Following lengthy legal proceedings dating back to 2014 when the claims were first made public, Justice Kerr, ruling in the high court in London, found that EY had failed to complete the Kaloti audit in an ethical and professional manner and was neglectful in its duty of care to protect its employee, awarding the claimant Amjad Rihan a total of $10,843,941 in damages along with £117,950 in sterling for past and future loss of earnings and employment benefits.

“I accept as a fact that the defendants were responsible for suggesting to Kaloti that it should draft its compliance report in a manner that masked the reality of the Morocco gold issue, removing the reference to Morocco and changing the coating of gold bars with silver to documentary irregularities. I regard this as professional misconduct.” Justice Kerr said in his ruling, noting gold as being among the ‘conflict minerals’ attractive to criminals and terrorists.

EY forced to pay out big in international money-laundering saga

“Almost seven years of agony for me and my family has come to an end with a total vindication by the court,” Rihan said following the ruling. “My life was turned upside down as I was cruelly and harshly punished for insisting on doing my job ethically, professionally and lawfully in relation to the gold audits in Dubai… I hope that EY uses this judgment as an opportunity to improve and take the necessary measures to avoid anything like this ever happening again.”

Rihan had alleged that EY had failed to respond to his concerns and covered up irregularities in the financial reporting of Kaloti, which had reportedly paid billions of dollars in cash for gold sourced from Sudan, the Democratic Republic of the Congo and Iran and then imported from Morocco and disguised as silver in what was an elaborate international money-laundering scheme perpetrated across Europe – with at least 27 members of the gang since jailed in France.

According to Rihan, when he raised his concerns with EY he was told to return to Dubai but feared for his safety.

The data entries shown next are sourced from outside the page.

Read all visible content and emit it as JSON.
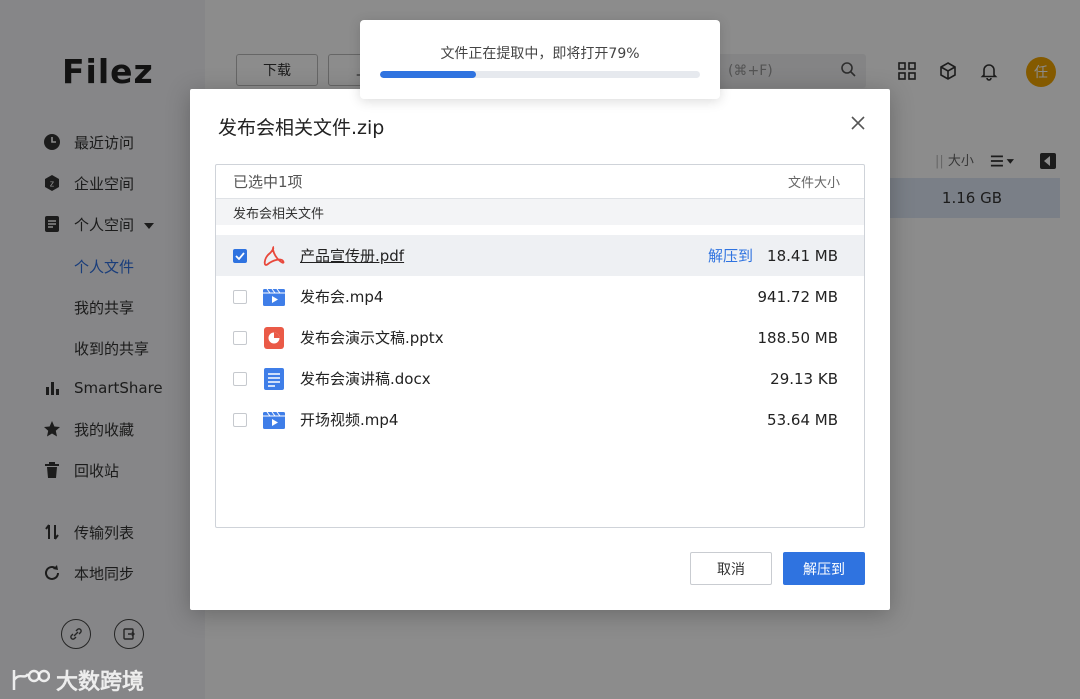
{
  "app": {
    "logo": "Filez",
    "nav": [
      {
        "label": "最近访问",
        "icon": "clock-icon"
      },
      {
        "label": "企业空间",
        "icon": "enterprise-icon"
      },
      {
        "label": "个人空间",
        "icon": "document-icon"
      },
      {
        "label": "SmartShare",
        "icon": "bar-chart-icon"
      },
      {
        "label": "我的收藏",
        "icon": "star-icon"
      },
      {
        "label": "回收站",
        "icon": "trash-icon"
      },
      {
        "label": "传输列表",
        "icon": "transfer-icon"
      },
      {
        "label": "本地同步",
        "icon": "sync-icon"
      }
    ],
    "sub_nav": [
      "个人文件",
      "我的共享",
      "收到的共享"
    ],
    "toolbar": {
      "download": "下载",
      "second_button": "上"
    },
    "search": {
      "shortcut": "(⌘+F)"
    },
    "avatar_text": "任",
    "column_header": "大小",
    "background_row_size": "1.16 GB",
    "accent_color": "#2f73e0"
  },
  "toast": {
    "message": "文件正在提取中，即将打开79%",
    "progress_percent": 79,
    "progress_fill_percent": 30
  },
  "modal": {
    "title": "发布会相关文件.zip",
    "selected_count": "已选中1项",
    "size_header": "文件大小",
    "folder": "发布会相关文件",
    "extract_link": "解压到",
    "files": [
      {
        "name": "产品宣传册.pdf",
        "size": "18.41 MB",
        "icon": "pdf-icon",
        "checked": true
      },
      {
        "name": "发布会.mp4",
        "size": "941.72 MB",
        "icon": "video-icon",
        "checked": false
      },
      {
        "name": "发布会演示文稿.pptx",
        "size": "188.50 MB",
        "icon": "ppt-icon",
        "checked": false
      },
      {
        "name": "发布会演讲稿.docx",
        "size": "29.13 KB",
        "icon": "doc-icon",
        "checked": false
      },
      {
        "name": "开场视频.mp4",
        "size": "53.64 MB",
        "icon": "video-icon",
        "checked": false
      }
    ],
    "cancel": "取消",
    "confirm": "解压到"
  },
  "watermark": "大数跨境"
}
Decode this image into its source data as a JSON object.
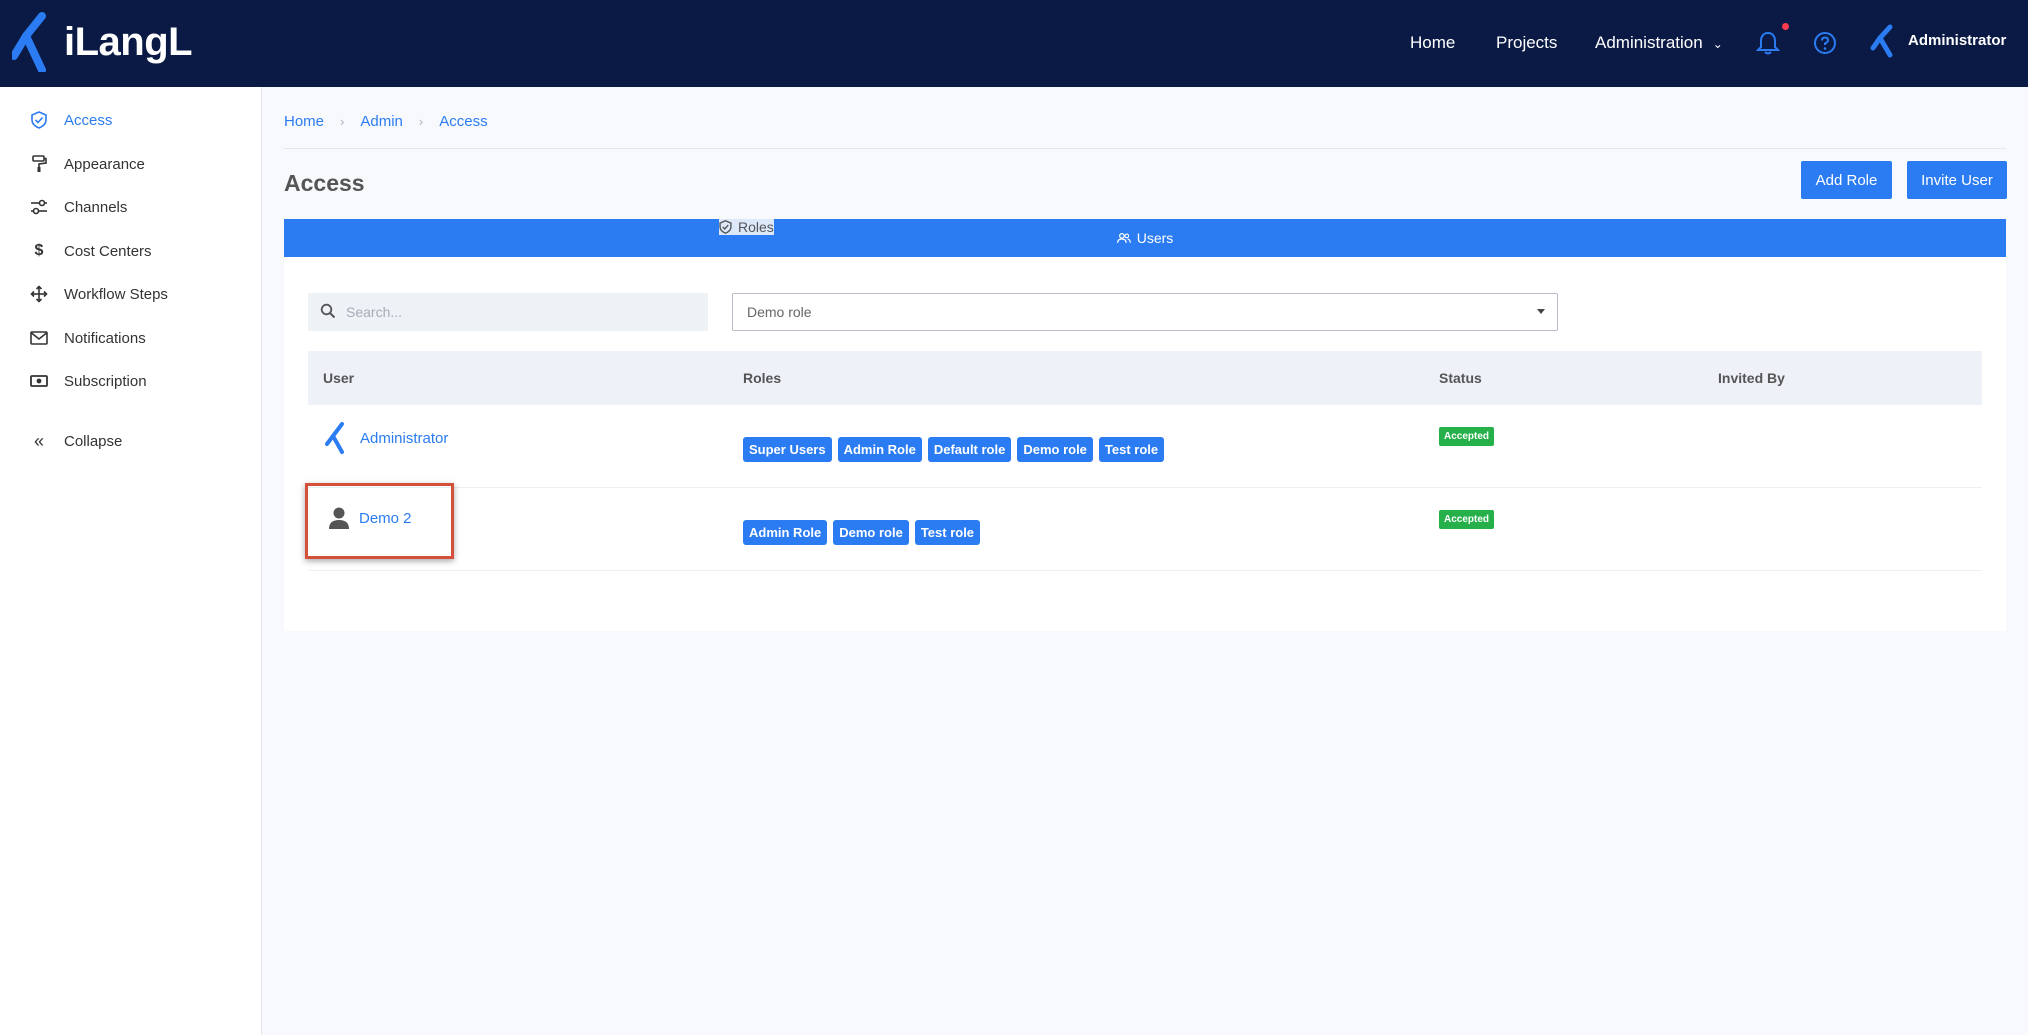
{
  "app": {
    "logo_text": "iLangL"
  },
  "topnav": {
    "home": "Home",
    "projects": "Projects",
    "administration": "Administration",
    "user": "Administrator"
  },
  "sidebar": {
    "items": [
      {
        "label": "Access",
        "icon": "shield-check-icon",
        "active": true
      },
      {
        "label": "Appearance",
        "icon": "paint-roller-icon"
      },
      {
        "label": "Channels",
        "icon": "sliders-icon"
      },
      {
        "label": "Cost Centers",
        "icon": "dollar-icon"
      },
      {
        "label": "Workflow Steps",
        "icon": "move-arrows-icon"
      },
      {
        "label": "Notifications",
        "icon": "envelope-icon"
      },
      {
        "label": "Subscription",
        "icon": "money-bill-icon"
      }
    ],
    "collapse": "Collapse"
  },
  "breadcrumb": [
    "Home",
    "Admin",
    "Access"
  ],
  "page": {
    "title": "Access",
    "add_role": "Add Role",
    "invite_user": "Invite User"
  },
  "tabs": {
    "roles": "Roles",
    "users": "Users",
    "active": "users"
  },
  "filters": {
    "search_placeholder": "Search...",
    "role_select": "Demo role"
  },
  "table": {
    "headers": {
      "user": "User",
      "roles": "Roles",
      "status": "Status",
      "invited_by": "Invited By"
    },
    "rows": [
      {
        "user": "Administrator",
        "roles": [
          "Super Users",
          "Admin Role",
          "Default role",
          "Demo role",
          "Test role"
        ],
        "status": "Accepted",
        "invited_by": ""
      },
      {
        "user": "Demo 2",
        "roles": [
          "Admin Role",
          "Demo role",
          "Test role"
        ],
        "status": "Accepted",
        "invited_by": ""
      }
    ]
  },
  "colors": {
    "topbar": "#0a1a44",
    "accent": "#2b7cf2",
    "status_accepted": "#25b04a",
    "highlight": "#d4503a"
  }
}
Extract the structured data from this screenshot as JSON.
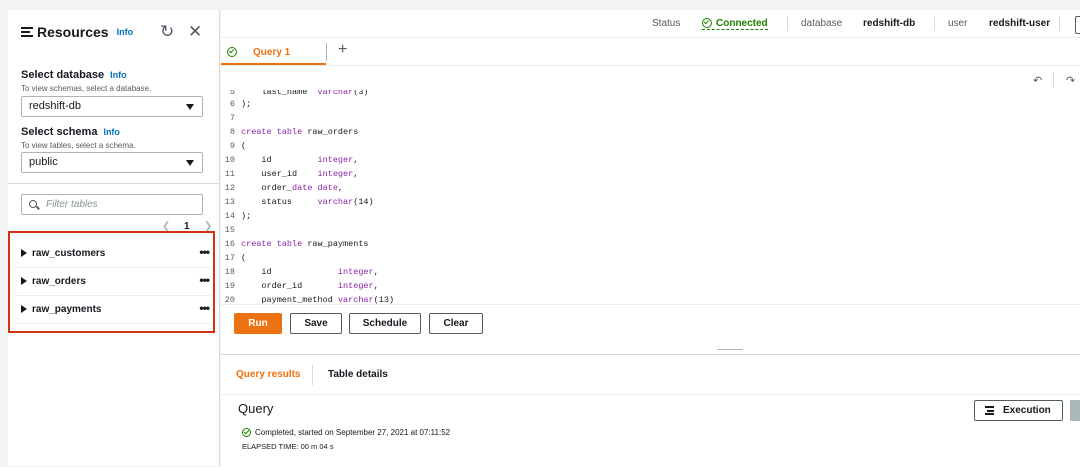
{
  "sidebar": {
    "title": "Resources",
    "title_info": "Info",
    "refresh_icon": "refresh-icon",
    "close_icon": "close-icon",
    "database_label": "Select database",
    "database_info": "Info",
    "database_hint": "To view schemas, select a database.",
    "database_value": "redshift-db",
    "schema_label": "Select schema",
    "schema_info": "Info",
    "schema_hint": "To view tables, select a schema.",
    "schema_value": "public",
    "filter_placeholder": "Filter tables",
    "page": "1",
    "tables": [
      {
        "name": "raw_customers",
        "actions": "•••"
      },
      {
        "name": "raw_orders",
        "actions": "•••"
      },
      {
        "name": "raw_payments",
        "actions": "•••"
      }
    ]
  },
  "header": {
    "status_label": "Status",
    "status_value": "Connected",
    "database_label": "database",
    "database_value": "redshift-db",
    "user_label": "user",
    "user_value": "redshift-user"
  },
  "tabs": {
    "query_tab": "Query 1",
    "add_tab": "+"
  },
  "editor": {
    "lines": [
      {
        "n": "5",
        "code": "    last_name  varchar(3)"
      },
      {
        "n": "6",
        "code": ");"
      },
      {
        "n": "7",
        "code": ""
      },
      {
        "n": "8",
        "code": "create table raw_orders"
      },
      {
        "n": "9",
        "code": "("
      },
      {
        "n": "10",
        "code": "    id         integer,"
      },
      {
        "n": "11",
        "code": "    user_id    integer,"
      },
      {
        "n": "12",
        "code": "    order_date date,"
      },
      {
        "n": "13",
        "code": "    status     varchar(14)"
      },
      {
        "n": "14",
        "code": ");"
      },
      {
        "n": "15",
        "code": ""
      },
      {
        "n": "16",
        "code": "create table raw_payments"
      },
      {
        "n": "17",
        "code": "("
      },
      {
        "n": "18",
        "code": "    id             integer,"
      },
      {
        "n": "19",
        "code": "    order_id       integer,"
      },
      {
        "n": "20",
        "code": "    payment_method varchar(13)"
      }
    ]
  },
  "toolbar": {
    "run": "Run",
    "save": "Save",
    "schedule": "Schedule",
    "clear": "Clear"
  },
  "results": {
    "tab_query_results": "Query results",
    "tab_table_details": "Table details",
    "heading": "Query",
    "status_text": "Completed, started on September 27, 2021 at 07:11:52",
    "elapsed": "ELAPSED TIME: 00 m 04 s",
    "execution_button": "Execution"
  },
  "colors": {
    "accent": "#ec7211",
    "link": "#0073bb",
    "success": "#1d8102",
    "highlight_border": "#d13212",
    "keyword": "#8e24aa"
  }
}
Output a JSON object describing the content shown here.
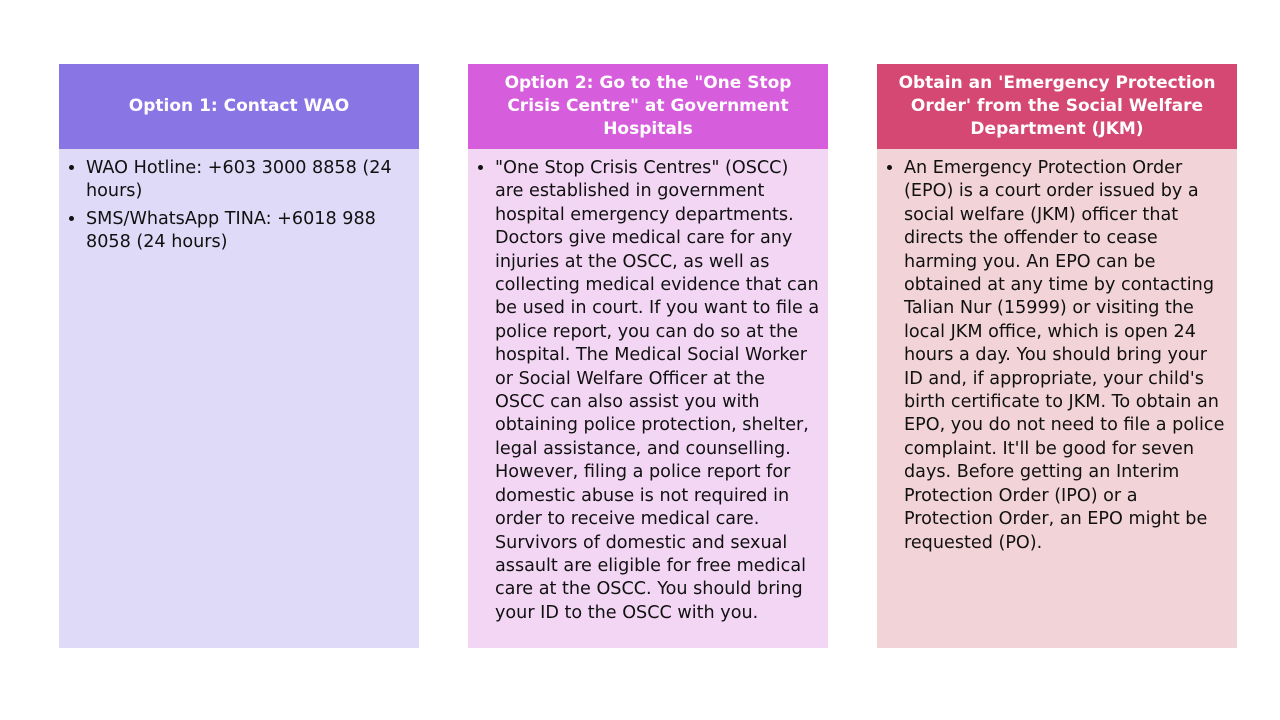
{
  "colors": {
    "card1_header": "#8a75e4",
    "card1_body": "#dedaf7",
    "card2_header": "#d65ddb",
    "card2_body": "#f2d6f4",
    "card3_header": "#d44873",
    "card3_body": "#f1d3d8"
  },
  "cards": [
    {
      "title": "Option 1: Contact WAO",
      "bullets": [
        "WAO Hotline: +603 3000 8858 (24 hours)",
        "SMS/WhatsApp TINA: +6018 988 8058 (24 hours)"
      ]
    },
    {
      "title": "Option 2: Go to the \"One Stop Crisis Centre\" at Government Hospitals",
      "bullets": [
        "\"One Stop Crisis Centres\" (OSCC) are established in government hospital emergency departments. Doctors give medical care for any injuries at the OSCC, as well as collecting medical evidence that can be used in court. If you want to file a police report, you can do so at the hospital. The Medical Social Worker or Social Welfare Officer at the OSCC can also assist you with obtaining police protection, shelter, legal assistance, and counselling. However, filing a police report for domestic abuse is not required in order to receive medical care. Survivors of domestic and sexual assault are eligible for free medical care at the OSCC. You should bring your ID to the OSCC with you."
      ]
    },
    {
      "title": "Obtain an 'Emergency Protection Order' from the Social Welfare Department (JKM)",
      "bullets": [
        "An Emergency Protection Order (EPO) is a court order issued by a social welfare (JKM) officer that directs the offender to cease harming you. An EPO can be obtained at any time by contacting Talian Nur (15999) or visiting the local JKM office, which is open 24 hours a day. You should bring your ID and, if appropriate, your child's birth certificate to JKM. To obtain an EPO, you do not need to file a police complaint. It'll be good for seven days. Before getting an Interim Protection Order (IPO) or a Protection Order, an EPO might be requested (PO)."
      ]
    }
  ]
}
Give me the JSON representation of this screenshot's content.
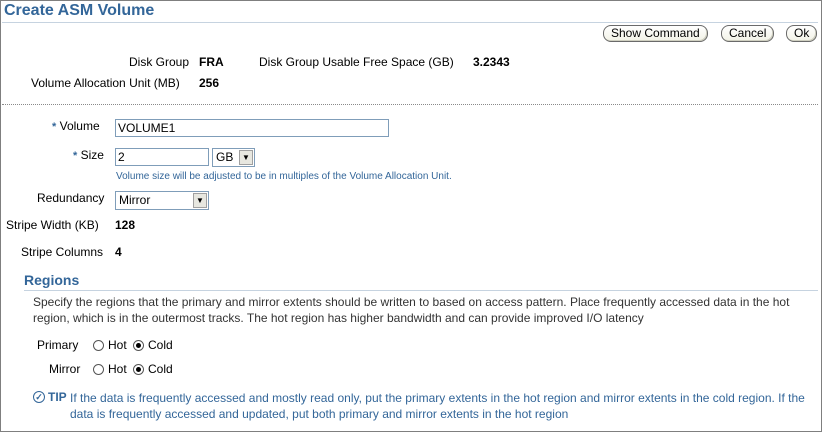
{
  "page": {
    "title": "Create ASM Volume"
  },
  "actions": {
    "show_command": "Show Command",
    "cancel": "Cancel",
    "ok": "Ok"
  },
  "info": {
    "disk_group_label": "Disk Group",
    "disk_group_value": "FRA",
    "free_space_label": "Disk Group Usable Free Space (GB)",
    "free_space_value": "3.2343",
    "alloc_unit_label": "Volume Allocation Unit (MB)",
    "alloc_unit_value": "256"
  },
  "form": {
    "required_marker": "*",
    "volume_label": "Volume",
    "volume_value": "VOLUME1",
    "size_label": "Size",
    "size_value": "2",
    "size_unit": "GB",
    "size_hint": "Volume size will be adjusted to be in multiples of the Volume Allocation Unit.",
    "redundancy_label": "Redundancy",
    "redundancy_value": "Mirror",
    "stripe_width_label": "Stripe Width (KB)",
    "stripe_width_value": "128",
    "stripe_columns_label": "Stripe Columns",
    "stripe_columns_value": "4"
  },
  "regions": {
    "heading": "Regions",
    "description": "Specify the regions that the primary and mirror extents should be written to based on access pattern. Place frequently accessed data in the hot region, which is in the outermost tracks. The hot region has higher bandwidth and can provide improved I/O latency",
    "primary_label": "Primary",
    "mirror_label": "Mirror",
    "hot_label": "Hot",
    "cold_label": "Cold",
    "primary_selected": "Cold",
    "mirror_selected": "Cold"
  },
  "tip": {
    "label": "TIP",
    "text": "If the data is frequently accessed and mostly read only, put the primary extents in the hot region and mirror extents in the cold region. If the data is frequently accessed and updated, put both primary and mirror extents in the hot region"
  }
}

He subsequently resigned, and went public with his claims in 2014. For EY’s part, the firm has disputed Rihan’s account of the events, while Kaloti has also denied any wrong-doing. “It was the work of an EY Dubai assurance team that uncovered serious irregularities and reported them to the proper authorities,” the Big Four firm previously stated.

In its latest statement following the verdict, EY again highlighted the firm’s position that its own assurance team uncovered and reported the serious irregularities – which resulted in sanctions against the refiner and contributed to regulatory changes in the UAE. “We are surprised and disappointed by the judge’s decision, its introduction of an unprecedented legal duty and its financial award to a former EY Dubai partner. We will appeal and, therefore, not comment in detail.”

Paul Dowling, a member of the legal team representing Rihan, however has some harsh words for the firm. “For years EY has refused to admit any wrongdoing in relation to the Kaloti audit. Instead it accused Mr Rihan of being a liar and a fantasist. Our client’s character and actions have now been completely vindicated by the court. By contrast it is EY which has been found to have committed serious professional misconduct at the highest echelons of the organisation.”